However, creating separate diagrams lead to the problem of project organization, i.e. how you can keep the model element and its associated diagrams together. In Visual Paradigm, you can achieve this by using sub-diagrams. In this tutorial, you will learn how to elaborate the details of a model element by using sub-diagrams, how to navigate between parent models and sub-diagrams and also some typical usages of sub-diagrams.
A sub-diagram can be created easily via the resource-centric interface. To create a sub-diagram:
- Click on the model element to bring up the resource-centric interface.
- Click on the Sub Diagrams resource icon at the bottom right corner of the model element.
- Select New Diagram... from the popup menu.
- Select the type of diagram that you would like to create and click Next. Specify its name and description (optional) and click OK.
- Click OK to confirm. Now, a brand new diagram is created as the sub-diagram of your selected model element.
Add an existing diagram as a sub-diagram
Besides creating a new diagram as a sub-diagram, you can also use an existing diagram as a sub-diagram.
- Click on the Sub Diagrams resource icon again. But this time select Existing Diagrams...
- Choose the target diagram(s) in the Add Sub Diagrams window.
- You can browse the diagram based on the diagram category or based on the model hierarchy.
- Once you have picked the diagram, then press OK to confirm. After that, the selected diagram(s) will become sub-diagram(s) of your selected model element.
Navigation between a model element and its sub-diagrams
You can easily navigate between a model element and its sub-diagrams. To do this:
- Click on the Sub Diagrams resource icon.
- Select the target diagram from the popup menu. A preview of the target diagram will be shown next to the popup menu.
- Click on the target diagram to jump into it.
If the model element has a large number of sub-diagrams:
- Select More... from popup menu.
- Select to bring up the Open Sub Diagram pane.
- Select the diagram from the list. You can use the filter to find out the diagram you need.
- Double click on the diagram name to open it.
From the sub-diagram, you can navigate back to the parent model element by clicking on the link in the breadcrumb on top of the diagram.
Knowing which model element has sub-diagram(s)
You can easily remember which element possesses sub-diagram(s) when your project size is simple and small. However, when it becomes larger, it will become a difficult task to walk through each model element to see whether it contains sub-diagrams or not. To overcome this problem, you can turn on Model Indicator by selecting View > Model Indicator from the application toolbar.
By turning on the Model Indicator, the sub-diagram resource icons will be shown as long as the model element contains sub-diagram(s) even you are not selecting it. This helps you to identify the model element which has sub-diagram(s).
Sub-diagram and model structure
When creating a sub-diagram or associating an existing diagram as a sub-diagram, the diagram itself and its containing Master View elements will become the children of the selected model element.
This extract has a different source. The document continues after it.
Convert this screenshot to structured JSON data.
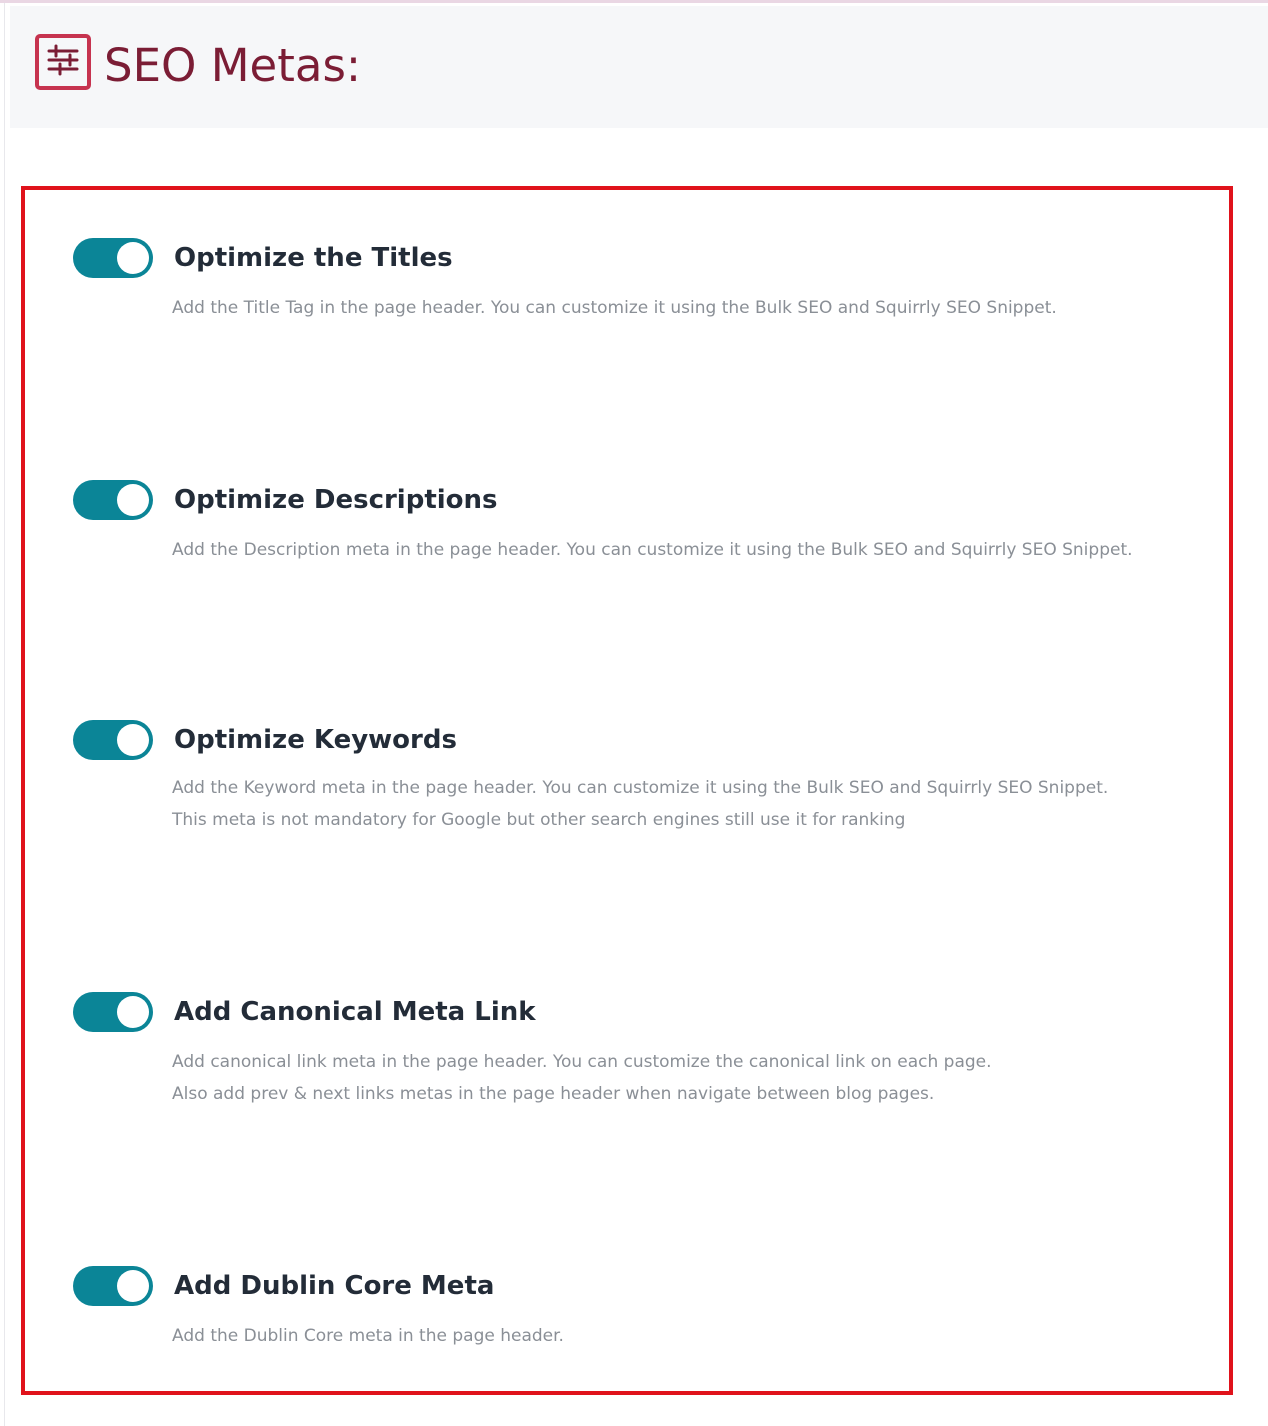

Thus, the model structure would be changed when you create sub-diagrams.
Typical usage of a sub-diagram
The major usage of a sub-diagram is to elaborate the details of a particular element. Below are some typical usages where the sub-diagrams are helpful.
Elaborate a use case using UML Activity Diagram and Sequence Diagram
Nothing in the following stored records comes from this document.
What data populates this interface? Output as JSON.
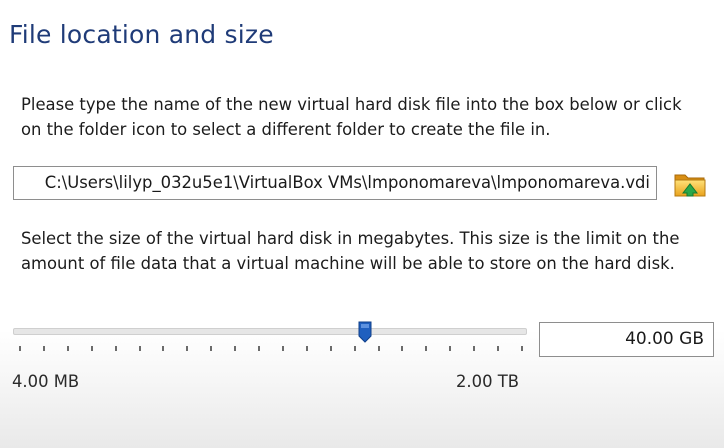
{
  "header": {
    "title": "File location and size"
  },
  "location": {
    "instructions": "Please type the name of the new virtual hard disk file into the box below or click on the folder icon to select a different folder to create the file in.",
    "path_value": "C:\\Users\\lilyp_032u5e1\\VirtualBox VMs\\lmponomareva\\lmponomareva.vdi",
    "folder_button_icon": "folder-icon"
  },
  "size": {
    "instructions": "Select the size of the virtual hard disk in megabytes. This size is the limit on the amount of file data that a virtual machine will be able to store on the hard disk.",
    "value": "40.00 GB",
    "slider_fraction": 0.69,
    "min_label": "4.00 MB",
    "max_label": "2.00 TB",
    "accent": "#1f5fbf"
  }
}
A use case is used to model the goal which user wants to achieve when using the system. However, use case itself does not involve any detail about how to achieve this goal. Instead, it contains various scenarios and each scenario becomes a possible execution path in the system.
In order to model the detail interactions between users and the system or even between different models of the system in each execution path, we can use UML Sequence Diagram. Furthermore, we can also use Activity Diagram to model the overall flow logic of the use case.
Elaborate the internal stage change of a class
While classes are the basic construct for building a system, class model focus on the static structure of the system. We can make use of the State Machine Diagram to model the internal state change of a class against the external events in a runtime. This helps us to understand the dynamic behavior of a class.
Elaborate BPMN activity with sub-process diagram
The sub-process in a standard BPMN notation provides abstraction for internal details by creating sub-process diagram(s) for elaboration.
Watch this Tutorial on YouTube
Here is the video version of this tutorial.